Data supplied:

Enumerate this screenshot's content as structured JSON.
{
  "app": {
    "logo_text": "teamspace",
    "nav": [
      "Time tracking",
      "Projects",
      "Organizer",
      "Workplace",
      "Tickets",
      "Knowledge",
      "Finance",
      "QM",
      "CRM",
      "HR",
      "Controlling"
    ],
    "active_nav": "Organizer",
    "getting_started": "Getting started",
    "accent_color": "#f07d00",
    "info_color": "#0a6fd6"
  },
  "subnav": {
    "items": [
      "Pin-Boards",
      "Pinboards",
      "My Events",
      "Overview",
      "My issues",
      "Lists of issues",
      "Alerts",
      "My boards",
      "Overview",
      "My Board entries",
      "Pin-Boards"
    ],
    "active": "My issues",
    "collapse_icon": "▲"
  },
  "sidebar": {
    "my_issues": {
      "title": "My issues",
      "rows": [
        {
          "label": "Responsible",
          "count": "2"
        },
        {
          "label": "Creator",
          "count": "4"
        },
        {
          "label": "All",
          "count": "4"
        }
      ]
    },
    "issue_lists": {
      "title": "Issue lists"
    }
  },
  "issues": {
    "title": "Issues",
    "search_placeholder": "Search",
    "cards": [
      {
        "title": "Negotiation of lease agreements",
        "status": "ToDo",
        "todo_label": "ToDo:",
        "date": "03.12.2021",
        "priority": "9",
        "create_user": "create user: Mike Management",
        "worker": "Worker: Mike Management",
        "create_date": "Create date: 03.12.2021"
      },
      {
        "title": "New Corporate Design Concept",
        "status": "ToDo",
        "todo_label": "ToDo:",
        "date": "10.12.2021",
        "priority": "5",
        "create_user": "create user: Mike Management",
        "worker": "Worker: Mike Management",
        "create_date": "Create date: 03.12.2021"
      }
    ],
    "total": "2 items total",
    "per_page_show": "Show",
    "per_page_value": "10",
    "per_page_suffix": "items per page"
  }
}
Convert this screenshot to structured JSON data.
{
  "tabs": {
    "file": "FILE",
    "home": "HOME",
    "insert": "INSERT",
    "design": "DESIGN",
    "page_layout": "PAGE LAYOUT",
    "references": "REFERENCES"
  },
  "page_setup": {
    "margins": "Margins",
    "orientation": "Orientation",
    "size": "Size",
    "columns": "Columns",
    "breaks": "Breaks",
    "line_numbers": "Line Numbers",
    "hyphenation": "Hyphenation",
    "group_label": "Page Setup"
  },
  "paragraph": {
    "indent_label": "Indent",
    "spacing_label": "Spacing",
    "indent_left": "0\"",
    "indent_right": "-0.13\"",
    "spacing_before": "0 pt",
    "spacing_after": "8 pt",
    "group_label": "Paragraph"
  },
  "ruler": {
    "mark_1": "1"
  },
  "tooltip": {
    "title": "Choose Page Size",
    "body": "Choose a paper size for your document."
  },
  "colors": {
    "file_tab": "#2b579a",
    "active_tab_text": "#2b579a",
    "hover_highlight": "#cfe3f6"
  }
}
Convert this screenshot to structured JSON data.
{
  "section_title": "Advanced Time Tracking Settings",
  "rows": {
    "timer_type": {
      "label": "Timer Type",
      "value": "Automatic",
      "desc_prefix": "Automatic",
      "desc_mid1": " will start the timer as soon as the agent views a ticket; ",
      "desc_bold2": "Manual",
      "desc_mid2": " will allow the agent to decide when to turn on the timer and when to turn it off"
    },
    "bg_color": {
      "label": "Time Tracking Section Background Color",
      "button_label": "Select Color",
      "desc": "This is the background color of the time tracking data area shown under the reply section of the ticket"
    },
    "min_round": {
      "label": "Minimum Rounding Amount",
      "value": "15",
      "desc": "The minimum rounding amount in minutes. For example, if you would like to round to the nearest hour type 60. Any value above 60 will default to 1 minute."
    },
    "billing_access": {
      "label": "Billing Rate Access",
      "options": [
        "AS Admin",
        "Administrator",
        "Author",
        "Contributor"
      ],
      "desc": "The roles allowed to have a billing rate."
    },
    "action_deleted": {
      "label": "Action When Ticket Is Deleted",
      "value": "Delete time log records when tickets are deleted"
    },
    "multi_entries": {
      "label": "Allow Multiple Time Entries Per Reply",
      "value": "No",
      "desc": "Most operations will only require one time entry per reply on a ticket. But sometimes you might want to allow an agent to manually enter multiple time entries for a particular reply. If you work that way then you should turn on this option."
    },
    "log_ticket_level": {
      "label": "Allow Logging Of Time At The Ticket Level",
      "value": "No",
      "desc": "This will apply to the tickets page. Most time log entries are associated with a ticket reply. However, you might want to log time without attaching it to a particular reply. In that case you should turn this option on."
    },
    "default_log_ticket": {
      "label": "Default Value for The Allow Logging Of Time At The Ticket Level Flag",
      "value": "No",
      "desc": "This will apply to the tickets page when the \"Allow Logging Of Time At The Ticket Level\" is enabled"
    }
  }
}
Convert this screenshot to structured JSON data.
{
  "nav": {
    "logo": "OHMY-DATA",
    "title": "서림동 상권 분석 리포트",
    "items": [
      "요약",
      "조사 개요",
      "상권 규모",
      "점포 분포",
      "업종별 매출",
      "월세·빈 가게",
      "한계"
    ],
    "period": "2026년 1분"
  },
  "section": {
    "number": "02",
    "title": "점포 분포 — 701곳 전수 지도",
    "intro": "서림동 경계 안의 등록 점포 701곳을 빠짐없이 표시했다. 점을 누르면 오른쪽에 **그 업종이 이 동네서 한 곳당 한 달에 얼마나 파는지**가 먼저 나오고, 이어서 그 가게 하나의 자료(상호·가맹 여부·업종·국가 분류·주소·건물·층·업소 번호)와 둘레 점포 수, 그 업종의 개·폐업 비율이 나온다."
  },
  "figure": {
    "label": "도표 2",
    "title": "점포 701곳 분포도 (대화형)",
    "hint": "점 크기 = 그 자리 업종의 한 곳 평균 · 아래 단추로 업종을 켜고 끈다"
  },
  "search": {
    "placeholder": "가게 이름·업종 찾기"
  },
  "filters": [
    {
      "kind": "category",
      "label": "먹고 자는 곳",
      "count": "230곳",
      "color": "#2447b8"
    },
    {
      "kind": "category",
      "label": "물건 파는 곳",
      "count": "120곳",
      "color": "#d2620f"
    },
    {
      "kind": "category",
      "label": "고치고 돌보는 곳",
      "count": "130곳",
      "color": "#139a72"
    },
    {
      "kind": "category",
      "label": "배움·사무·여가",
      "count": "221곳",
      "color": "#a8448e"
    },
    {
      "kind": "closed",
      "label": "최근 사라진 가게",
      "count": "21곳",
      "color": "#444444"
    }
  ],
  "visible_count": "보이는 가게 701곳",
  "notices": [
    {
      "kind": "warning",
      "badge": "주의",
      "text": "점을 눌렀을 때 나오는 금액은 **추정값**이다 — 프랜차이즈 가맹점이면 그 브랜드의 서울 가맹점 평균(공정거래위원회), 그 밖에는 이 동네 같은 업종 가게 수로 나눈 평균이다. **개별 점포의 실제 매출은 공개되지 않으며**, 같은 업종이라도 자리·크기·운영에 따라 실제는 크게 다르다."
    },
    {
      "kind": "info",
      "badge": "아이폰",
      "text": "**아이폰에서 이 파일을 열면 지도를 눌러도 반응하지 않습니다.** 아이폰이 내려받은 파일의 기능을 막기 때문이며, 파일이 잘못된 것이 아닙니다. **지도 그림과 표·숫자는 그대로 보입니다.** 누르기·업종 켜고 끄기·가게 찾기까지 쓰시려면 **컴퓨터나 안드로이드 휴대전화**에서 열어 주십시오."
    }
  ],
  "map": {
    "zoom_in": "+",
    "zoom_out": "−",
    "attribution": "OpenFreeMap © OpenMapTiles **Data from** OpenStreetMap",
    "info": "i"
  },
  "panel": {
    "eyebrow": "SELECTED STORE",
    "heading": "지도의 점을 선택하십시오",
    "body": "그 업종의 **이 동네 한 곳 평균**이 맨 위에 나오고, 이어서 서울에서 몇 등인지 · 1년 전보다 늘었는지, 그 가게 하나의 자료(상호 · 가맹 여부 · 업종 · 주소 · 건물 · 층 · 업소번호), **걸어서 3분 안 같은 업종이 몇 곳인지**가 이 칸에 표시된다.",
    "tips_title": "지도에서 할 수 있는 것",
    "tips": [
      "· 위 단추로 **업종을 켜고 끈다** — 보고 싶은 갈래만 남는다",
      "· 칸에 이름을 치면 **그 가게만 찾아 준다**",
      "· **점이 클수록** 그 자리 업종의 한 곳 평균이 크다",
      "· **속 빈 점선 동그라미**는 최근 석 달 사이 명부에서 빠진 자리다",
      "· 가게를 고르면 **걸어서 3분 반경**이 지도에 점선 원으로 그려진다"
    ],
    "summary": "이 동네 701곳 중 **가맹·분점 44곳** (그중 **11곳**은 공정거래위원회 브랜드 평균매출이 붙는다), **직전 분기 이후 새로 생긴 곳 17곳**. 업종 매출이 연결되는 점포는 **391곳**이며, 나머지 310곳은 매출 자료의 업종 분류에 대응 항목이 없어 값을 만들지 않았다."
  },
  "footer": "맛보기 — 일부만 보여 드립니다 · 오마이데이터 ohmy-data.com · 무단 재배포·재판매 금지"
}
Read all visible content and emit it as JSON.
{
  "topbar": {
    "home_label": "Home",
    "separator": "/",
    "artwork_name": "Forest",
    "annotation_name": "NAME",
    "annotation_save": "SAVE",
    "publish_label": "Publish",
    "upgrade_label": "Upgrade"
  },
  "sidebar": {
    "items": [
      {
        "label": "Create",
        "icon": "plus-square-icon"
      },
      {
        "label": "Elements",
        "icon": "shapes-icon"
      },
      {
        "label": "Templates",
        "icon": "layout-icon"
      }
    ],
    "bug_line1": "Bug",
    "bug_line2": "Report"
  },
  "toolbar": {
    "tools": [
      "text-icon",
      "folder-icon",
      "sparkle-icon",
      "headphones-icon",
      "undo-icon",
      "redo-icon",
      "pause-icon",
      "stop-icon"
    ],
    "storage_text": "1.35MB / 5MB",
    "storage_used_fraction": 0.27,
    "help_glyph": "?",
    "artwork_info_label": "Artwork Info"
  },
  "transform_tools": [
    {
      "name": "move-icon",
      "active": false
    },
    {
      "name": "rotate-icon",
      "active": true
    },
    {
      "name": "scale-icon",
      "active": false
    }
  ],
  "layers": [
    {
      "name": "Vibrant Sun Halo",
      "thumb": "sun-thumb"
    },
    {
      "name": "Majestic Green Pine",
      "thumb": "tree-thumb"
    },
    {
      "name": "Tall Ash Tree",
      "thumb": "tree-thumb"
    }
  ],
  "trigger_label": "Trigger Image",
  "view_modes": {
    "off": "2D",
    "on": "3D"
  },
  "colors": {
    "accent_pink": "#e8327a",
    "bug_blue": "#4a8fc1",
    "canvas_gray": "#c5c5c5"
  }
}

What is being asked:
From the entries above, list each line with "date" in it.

Response:
        "date": "03.12.2021",
        "create_date": "Create date: 03.12.2021"
        "date": "10.12.2021",
        "create_date": "Create date: 03.12.2021"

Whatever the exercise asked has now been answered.